The Rat Fink Room takes up the largest space in the installation. It projects a dimly lit, sleazy glamour. Portraits of Jackie Kannon and collages using the club’s rat mascot line the wood paneled walls. On one end of the room, there’s a stage with a singular microphone and on the other, a bar. Admittedly, a comedy club is pretty boring without comics (The New York Comedy Festival hosted a comedy series in the installation in November). But, as with many of Freeman and Lowe’s installations, the success of the Rat Fink Room is in the details. On the dark wood bar, there was a cup full of cocktail swizzle sticks emblazoned with the Rat Fink Room logo. With these minor and easily overlooked touches, it actually seemed as if I walked back in time. I could almost smell the stale cigarette smoke.
This uncanny realism made me feel an unexpected nostalgia for a club that I never heard of before visiting the show. Granted, recreations of New York clubs in an art context are nothing new. But, these revivals are typically much-loved shuttered spaces like CBGB’s. The Rat Fink Room doesn’t even have a Wikipedia page. From what I can find, its accessible written history consists of one blog post. What Freeman and Lowe achieve here is proof that New York’s frequent transitions can produce nostalgia for just about anywhere.
It’s also difficult to romanticize a venue run by the mafia. With the knowledge of its organized crime history, a looming sense of dread imbues the room. According to the press release, the club’s mobster owner Morris Levy recorded comics without their consent and if the performers disagreed with the illegally obtained albums, they’d receive threats. These weren’t necessarily simpler times. But, this history and the installation itself faithfully capture the ominous underbelly of old New York that appears far away from the chain store glitz of SoHo or the mass-produced kitsch of Little Italy.

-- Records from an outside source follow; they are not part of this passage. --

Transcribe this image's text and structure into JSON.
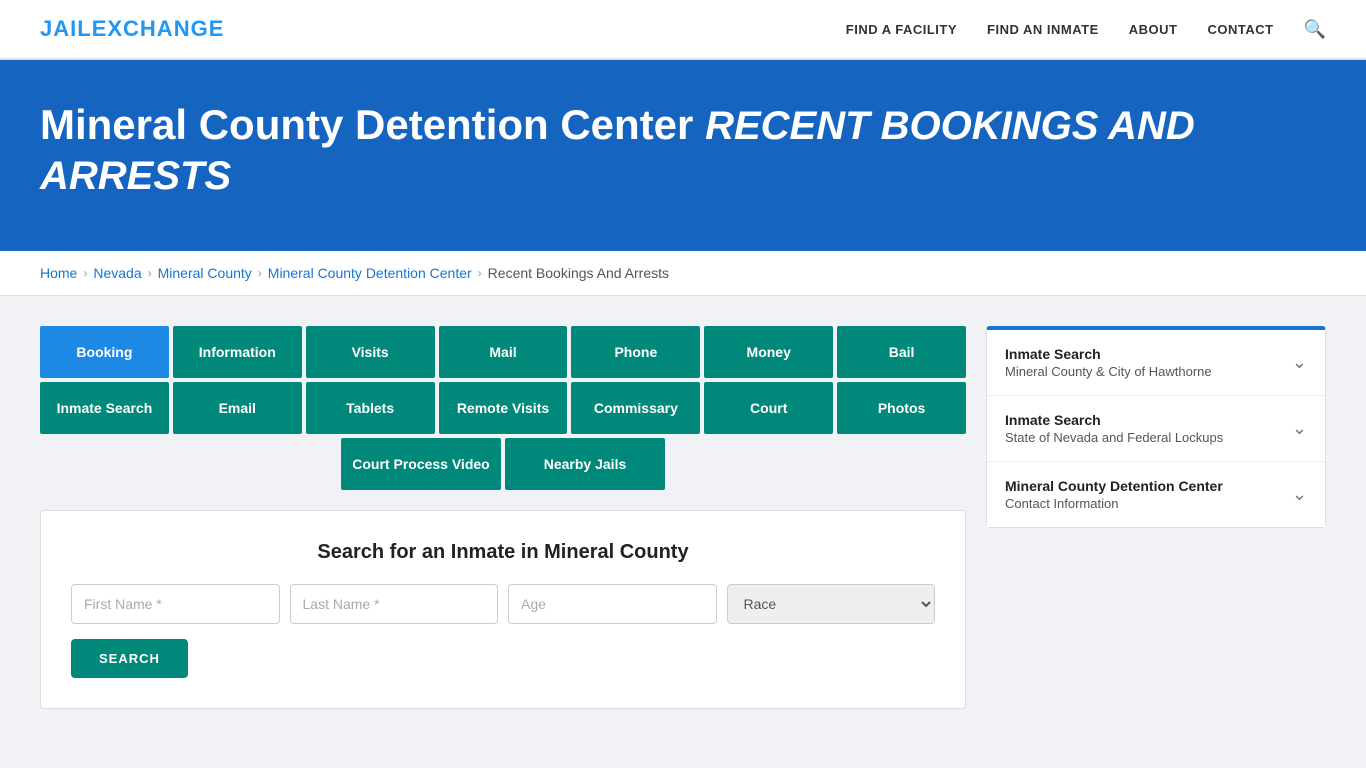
{
  "header": {
    "logo_jail": "JAIL",
    "logo_exchange": "EXCHANGE",
    "nav_items": [
      {
        "label": "FIND A FACILITY",
        "id": "find-facility"
      },
      {
        "label": "FIND AN INMATE",
        "id": "find-inmate"
      },
      {
        "label": "ABOUT",
        "id": "about"
      },
      {
        "label": "CONTACT",
        "id": "contact"
      }
    ]
  },
  "hero": {
    "title_main": "Mineral County Detention Center",
    "title_italic": "RECENT BOOKINGS AND ARRESTS"
  },
  "breadcrumb": {
    "items": [
      {
        "label": "Home",
        "id": "bc-home"
      },
      {
        "label": "Nevada",
        "id": "bc-nevada"
      },
      {
        "label": "Mineral County",
        "id": "bc-mineral"
      },
      {
        "label": "Mineral County Detention Center",
        "id": "bc-detention"
      },
      {
        "label": "Recent Bookings And Arrests",
        "id": "bc-current"
      }
    ]
  },
  "nav_buttons_row1": [
    {
      "label": "Booking",
      "style": "blue"
    },
    {
      "label": "Information",
      "style": "teal"
    },
    {
      "label": "Visits",
      "style": "teal"
    },
    {
      "label": "Mail",
      "style": "teal"
    },
    {
      "label": "Phone",
      "style": "teal"
    },
    {
      "label": "Money",
      "style": "teal"
    },
    {
      "label": "Bail",
      "style": "teal"
    }
  ],
  "nav_buttons_row2": [
    {
      "label": "Inmate Search",
      "style": "teal"
    },
    {
      "label": "Email",
      "style": "teal"
    },
    {
      "label": "Tablets",
      "style": "teal"
    },
    {
      "label": "Remote Visits",
      "style": "teal"
    },
    {
      "label": "Commissary",
      "style": "teal"
    },
    {
      "label": "Court",
      "style": "teal"
    },
    {
      "label": "Photos",
      "style": "teal"
    }
  ],
  "nav_buttons_row3": [
    {
      "label": "Court Process Video",
      "style": "teal"
    },
    {
      "label": "Nearby Jails",
      "style": "teal"
    }
  ],
  "search_section": {
    "title": "Search for an Inmate in Mineral County",
    "first_name_placeholder": "First Name *",
    "last_name_placeholder": "Last Name *",
    "age_placeholder": "Age",
    "race_placeholder": "Race",
    "button_label": "SEARCH"
  },
  "sidebar": {
    "items": [
      {
        "title": "Inmate Search",
        "subtitle": "Mineral County & City of Hawthorne",
        "id": "sidebar-inmate-search-mineral"
      },
      {
        "title": "Inmate Search",
        "subtitle": "State of Nevada and Federal Lockups",
        "id": "sidebar-inmate-search-nevada"
      },
      {
        "title": "Mineral County Detention Center",
        "subtitle": "Contact Information",
        "id": "sidebar-contact-info"
      }
    ]
  }
}
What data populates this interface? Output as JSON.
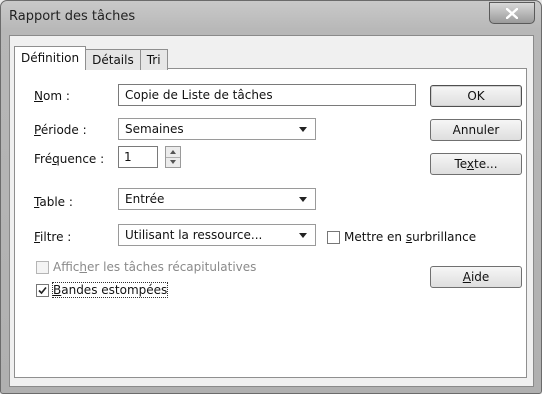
{
  "window": {
    "title": "Rapport des tâches"
  },
  "tabs": [
    {
      "label": "Définition",
      "active": true
    },
    {
      "label": "Détails",
      "active": false
    },
    {
      "label": "Tri",
      "active": false
    }
  ],
  "form": {
    "nom": {
      "label_pre": "",
      "label_u": "N",
      "label_post": "om :",
      "value": "Copie de Liste de tâches"
    },
    "periode": {
      "label_pre": "",
      "label_u": "P",
      "label_post": "ériode :",
      "value": "Semaines"
    },
    "frequence": {
      "label_pre": "Fré",
      "label_u": "q",
      "label_post": "uence :",
      "value": "1"
    },
    "table": {
      "label_pre": "",
      "label_u": "T",
      "label_post": "able :",
      "value": "Entrée"
    },
    "filtre": {
      "label_pre": "",
      "label_u": "F",
      "label_post": "iltre :",
      "value": "Utilisant la ressource..."
    },
    "highlight": {
      "label_pre": "Mettre en ",
      "label_u": "s",
      "label_post": "urbrillance",
      "checked": false
    },
    "summary_tasks": {
      "label_pre": "Affic",
      "label_u": "h",
      "label_post": "er les tâches récapitulatives",
      "checked": false,
      "enabled": false
    },
    "gray_bands": {
      "label_pre": "",
      "label_u": "B",
      "label_post": "andes estompées",
      "checked": true
    }
  },
  "buttons": {
    "ok": {
      "label": "OK"
    },
    "cancel": {
      "label": "Annuler"
    },
    "text": {
      "label_pre": "Te",
      "label_u": "x",
      "label_post": "te..."
    },
    "help": {
      "label_pre": "",
      "label_u": "A",
      "label_post": "ide"
    }
  },
  "icons": {
    "close": "close-icon",
    "dropdown": "chevron-down-icon",
    "spin_up": "spin-up-icon",
    "spin_down": "spin-down-icon",
    "check": "checkmark-icon"
  }
}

By revealing this disconnect between city’s past and present, Paranoia Man In A Rat Fink Room becomes much more than a historical fun house. The most significant part of the installation may have been unintentional. An open door from the Rat Fink Room led to an alleyway that separated Storefront for Art and Architecture’s original façade from Freeman and Lowe’s ad-riddled exterior. Filled with garbage and other refuse, this thin strip of sidewalk represented a strange middle ground between the old Rat Fink Room interior, the present Storefront façade and the new construction. Standing in it was like inhabiting three different time zones at once.
Not only did this transitional space resonate with New York’s changes, it also reminded me of the symbolic placement of Storefront within contemporary SoHo. Founded in 1982, the gallery harkens back to an earlier era when the neighborhood’s loft spaces were ideal locations for studios and experimental art spaces rather than chic boutiques. With Artists Space recently leaving their longtime Greene Street location, Storefront is one of the last bastions of the alternative arts movement left in the area–a relic much like the Rat Fink Room. Sometimes, it takes an art installation to point out just how valuable that is.